OBJECTIVE

The choice between treating and observing unruptured intracranial aneurysms is often difficult, with little guidance on which variables should influence decision making on a patient-by-patient basis. Here, the authors compared demographic variables, aneurysm-related variables, and comorbidities in patients who received microsurgical or endovascular treatment and those who were conservatively managed to determine which factors push the surgeon toward recommending treatment.

METHODS

A retrospective chart review was conducted of all patients diagnosed with an unruptured intracranial aneurysm at their institution between January 1, 2013, and January 1, 2016. These patients were dichotomized based on whether their aneurysm was treated. Demographic, geographic, socioeconomic, comorbidity, and aneurysm-related information was analyzed to assess which factors were associated with the decision to treat.

RESULTS

A total of 424 patients were identified, 163 who were treated surgically or endovascularly and 261 who were managed conservatively. In a multivariable model, an age < 65 years (OR 2.913, 95% CI 1.298–6.541, p = 0.010), a lower Charlson Comorbidity Index (OR 1.536, 95% CI 1.274–1.855, p < 0.001), a larger aneurysm size (OR 1.176, 95% CI 1.100–1.257, p < 0.001), multiple aneurysms (OR 2.093, 95% CI 1.121–3.907, p = 0.020), a white race (OR 2.288, 95% CI 1.245–4.204, p = 0.008), and living further from the medical center (OR 2.125, 95% CI 1.281–3.522, p = 0.003) were all associated with the decision to treat rather than observe.

CONCLUSIONS

Whereas several factors were expected to be considered in the decision to treat unruptured intracranial aneurysms, including age, Charlson Comorbidity Index, aneurysm size, and multiple aneurysms, other factors such as race and proximity to the medical center were unanticipated.

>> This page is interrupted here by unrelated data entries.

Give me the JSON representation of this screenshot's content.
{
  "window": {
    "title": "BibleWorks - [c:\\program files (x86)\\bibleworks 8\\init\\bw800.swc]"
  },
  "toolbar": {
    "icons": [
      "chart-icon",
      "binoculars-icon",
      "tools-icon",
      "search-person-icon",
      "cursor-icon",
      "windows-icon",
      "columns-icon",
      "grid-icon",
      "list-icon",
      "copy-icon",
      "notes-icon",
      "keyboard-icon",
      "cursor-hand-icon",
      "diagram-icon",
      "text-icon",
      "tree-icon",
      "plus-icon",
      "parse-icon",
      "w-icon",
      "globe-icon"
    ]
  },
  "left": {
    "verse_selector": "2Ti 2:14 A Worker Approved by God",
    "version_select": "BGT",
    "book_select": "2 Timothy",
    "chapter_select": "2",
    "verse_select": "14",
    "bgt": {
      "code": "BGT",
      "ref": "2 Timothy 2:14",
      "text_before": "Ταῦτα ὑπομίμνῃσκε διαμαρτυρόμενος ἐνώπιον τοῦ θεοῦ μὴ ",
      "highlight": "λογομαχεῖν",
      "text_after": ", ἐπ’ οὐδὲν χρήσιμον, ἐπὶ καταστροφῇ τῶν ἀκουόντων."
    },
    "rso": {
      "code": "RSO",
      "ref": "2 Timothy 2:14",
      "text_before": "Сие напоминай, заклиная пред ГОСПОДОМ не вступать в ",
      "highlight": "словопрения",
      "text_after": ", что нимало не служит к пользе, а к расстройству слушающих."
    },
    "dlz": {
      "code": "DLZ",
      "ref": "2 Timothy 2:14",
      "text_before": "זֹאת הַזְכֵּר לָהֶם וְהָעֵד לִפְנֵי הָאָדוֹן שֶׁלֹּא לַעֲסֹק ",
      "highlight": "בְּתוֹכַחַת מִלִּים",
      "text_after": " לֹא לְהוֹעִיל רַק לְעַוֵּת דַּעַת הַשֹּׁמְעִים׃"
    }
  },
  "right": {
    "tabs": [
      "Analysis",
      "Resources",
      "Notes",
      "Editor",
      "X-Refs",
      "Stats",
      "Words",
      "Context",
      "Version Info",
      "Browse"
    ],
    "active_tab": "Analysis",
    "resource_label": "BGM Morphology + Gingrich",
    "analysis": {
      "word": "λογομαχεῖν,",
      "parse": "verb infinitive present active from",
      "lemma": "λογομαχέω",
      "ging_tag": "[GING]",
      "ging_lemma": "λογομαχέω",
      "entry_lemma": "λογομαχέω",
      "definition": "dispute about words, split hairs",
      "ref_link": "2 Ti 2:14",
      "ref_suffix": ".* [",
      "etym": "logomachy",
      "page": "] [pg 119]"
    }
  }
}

Further studies are needed to identify such biases in patient treatment and improve treatment delineation based on patient-specific aneurysm rupture risk.